“Sit comfortably in your chair. Allow your eyes to close. Put a hand on your heart. Allow yourself to feel deeply grateful,” said Julia Zhu Meade.

You might think Meade was leading a meditation or yoga class. But Career and Leadership Coach Julia Zhu Meade was the speaker at the Nov. 7 School of Accountancy’s continuing education event, “Navigating Emotions at the Workplace,” hosted by the school’s Alumni Engagement Council.

“Emotions are part of being human, if we acknowledge it or not,” Meade said to the audience of about 25 people. “Emotions are messages. Each emotion has a story behind it.”

Meade started her presentation by handing out a list of several hundred emotions on a piece of paper. Then she asked the attendees to check in and share how they were feeling. Some people were frazzled because of their commute coming to the event, others were anxious to share in front of a group of strangers. But most expressed excitement to learn more about what Meade had to share.

Meade explained that, as humans, we’re always in an emotional state. The emotions themselves are never bad; they offer an opportunity to identify what story we’re telling ourselves.

She led the group through a series of examples. If you’re feeling frustrated at work because your colleagues are making mistakes or missing deadlines, what is causing that frustration? Meade explained that frustration results when people aren’t meeting our expectations. She wondered aloud whether the solution is to make sure your colleagues are aware of expectations and were they agreed upon?

When people feel anxiety, they’re not accepting uncertainty. They don’t believe they’ll be able to cope if “x” happens.
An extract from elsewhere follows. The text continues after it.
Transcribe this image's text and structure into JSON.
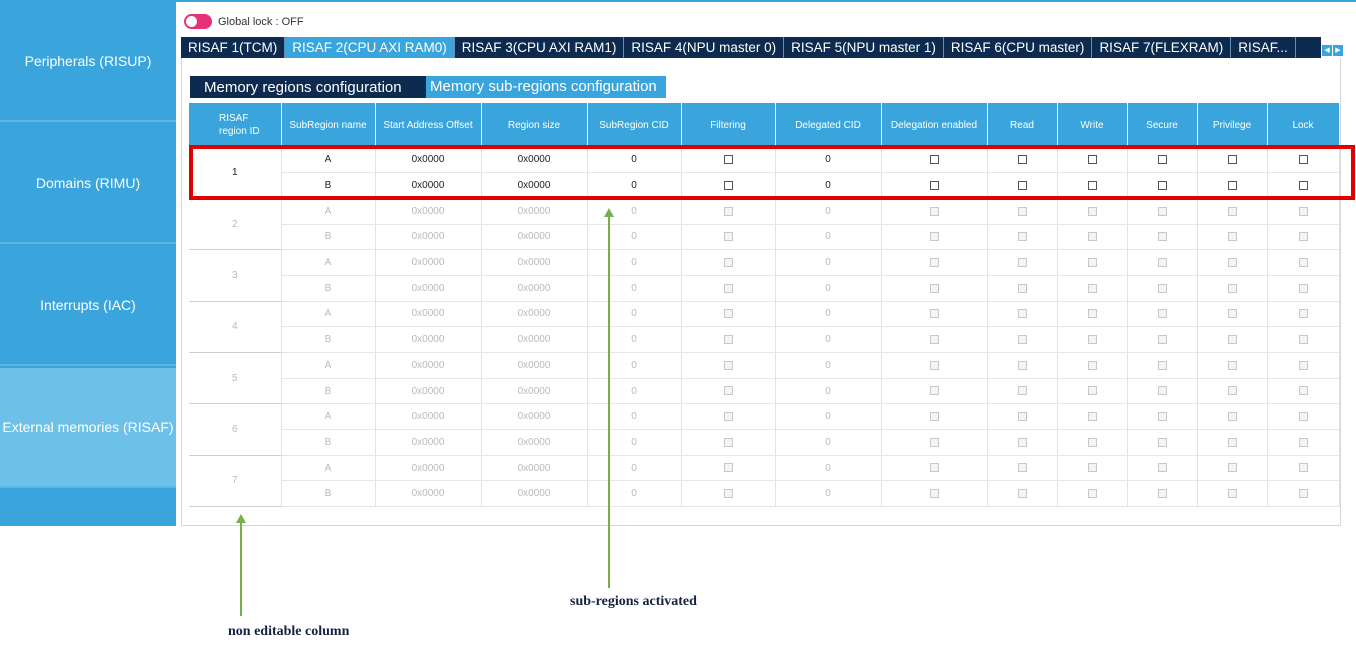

If they feel anger, they sense that something unfair has happened. They have a strong sense that justice needs to happen.

After several examples, Meade took the group through an exercise to move through negative emotions. She asked the group to relax in their chairs and close their eyes.

“Think about a stressful situation you’re currently experiencing or have experienced for a while,” she said. “Make it a difficulty of seven or eight.”

She asked the group to get curious. “Notice how you feel, how is your breath? Do you feel any tension? What story are your telling yourself?”

Once she had let people feel that emotion, she moved them on to thinking about something for which they are deeply grateful.

“Each emotion only stays in your body for 90 seconds,” she said. “It’s the avoiding and repressing that makes them stuck.”

“I enjoyed having a reminder that emotions are what make us human, whether that’s in the workplace or at home,” said Allyson Lindsey (BSACC 2013; MACC 2014). “Julia told us that there are brain cells in the heart and gut, in addition to the brain, which is why you sometimes feel emotions in your gut. She recommended placing your hand on your stomach 2 inches below your belly button to recognize the emotion and ‘let it pass through you.’ As someone who often feels the emotional impacts from working with others, I found this advice particularly helpful.”

Robin McCaffery (BSAcc 1980) attended the event and joined the School of Accountancy Alumni Engagement Council in 2011.

“I think presentations like this are valuable to continue our education after we leave the University,” she said. “It also fosters a continued relationship with the University and fellow alumni.”

Meade encouraged the audience to notice their emotions more and listen to them.

“Go for a walk, listen to music, write them down,” she said. “Journey to discover what works for you.”